Input for this task
§

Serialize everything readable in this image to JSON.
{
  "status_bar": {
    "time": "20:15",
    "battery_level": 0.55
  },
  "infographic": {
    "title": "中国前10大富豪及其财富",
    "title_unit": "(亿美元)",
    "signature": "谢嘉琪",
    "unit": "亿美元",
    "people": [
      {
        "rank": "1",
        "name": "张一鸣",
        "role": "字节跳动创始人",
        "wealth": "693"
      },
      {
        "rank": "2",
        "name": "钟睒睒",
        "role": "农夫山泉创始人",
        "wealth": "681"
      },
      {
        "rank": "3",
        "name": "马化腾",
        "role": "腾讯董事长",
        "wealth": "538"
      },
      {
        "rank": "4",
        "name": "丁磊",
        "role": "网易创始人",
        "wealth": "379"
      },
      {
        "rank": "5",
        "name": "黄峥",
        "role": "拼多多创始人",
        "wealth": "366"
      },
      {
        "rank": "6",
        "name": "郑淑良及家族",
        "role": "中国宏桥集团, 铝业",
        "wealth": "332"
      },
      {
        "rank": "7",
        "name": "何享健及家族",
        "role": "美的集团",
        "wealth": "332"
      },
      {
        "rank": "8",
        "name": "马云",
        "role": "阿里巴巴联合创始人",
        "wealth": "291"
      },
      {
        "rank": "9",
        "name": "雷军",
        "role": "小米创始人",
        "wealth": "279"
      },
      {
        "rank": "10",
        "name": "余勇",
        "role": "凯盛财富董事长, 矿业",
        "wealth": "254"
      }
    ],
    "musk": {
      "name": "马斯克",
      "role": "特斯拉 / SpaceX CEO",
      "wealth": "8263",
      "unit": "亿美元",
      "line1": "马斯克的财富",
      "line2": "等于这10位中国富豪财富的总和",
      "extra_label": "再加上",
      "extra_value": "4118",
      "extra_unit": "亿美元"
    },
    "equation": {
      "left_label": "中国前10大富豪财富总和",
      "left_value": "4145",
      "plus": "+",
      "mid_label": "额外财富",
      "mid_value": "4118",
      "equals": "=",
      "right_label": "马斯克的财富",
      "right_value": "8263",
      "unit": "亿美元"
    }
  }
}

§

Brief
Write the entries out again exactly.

Solution to this exercise
Serialize everything readable in this image to JSON.
{
  "status_bar": {
    "time": "20:15",
    "battery_level": 0.55
  },
  "infographic": {
    "title": "中国前10大富豪及其财富",
    "title_unit": "(亿美元)",
    "signature": "谢嘉琪",
    "unit": "亿美元",
    "people": [
      {
        "rank": "1",
        "name": "张一鸣",
        "role": "字节跳动创始人",
        "wealth": "693"
      },
      {
        "rank": "2",
        "name": "钟睒睒",
        "role": "农夫山泉创始人",
        "wealth": "681"
      },
      {
        "rank": "3",
        "name": "马化腾",
        "role": "腾讯董事长",
        "wealth": "538"
      },
      {
        "rank": "4",
        "name": "丁磊",
        "role": "网易创始人",
        "wealth": "379"
      },
      {
        "rank": "5",
        "name": "黄峥",
        "role": "拼多多创始人",
        "wealth": "366"
      },
      {
        "rank": "6",
        "name": "郑淑良及家族",
        "role": "中国宏桥集团, 铝业",
        "wealth": "332"
      },
      {
        "rank": "7",
        "name": "何享健及家族",
        "role": "美的集团",
        "wealth": "332"
      },
      {
        "rank": "8",
        "name": "马云",
        "role": "阿里巴巴联合创始人",
        "wealth": "291"
      },
      {
        "rank": "9",
        "name": "雷军",
        "role": "小米创始人",
        "wealth": "279"
      },
      {
        "rank": "10",
        "name": "余勇",
        "role": "凯盛财富董事长, 矿业",
        "wealth": "254"
      }
    ],
    "musk": {
      "name": "马斯克",
      "role": "特斯拉 / SpaceX CEO",
      "wealth": "8263",
      "unit": "亿美元",
      "line1": "马斯克的财富",
      "line2": "等于这10位中国富豪财富的总和",
      "extra_label": "再加上",
      "extra_value": "4118",
      "extra_unit": "亿美元"
    },
    "equation": {
      "left_label": "中国前10大富豪财富总和",
      "left_value": "4145",
      "plus": "+",
      "mid_label": "额外财富",
      "mid_value": "4118",
      "equals": "=",
      "right_label": "马斯克的财富",
      "right_value": "8263",
      "unit": "亿美元"
    }
  }
}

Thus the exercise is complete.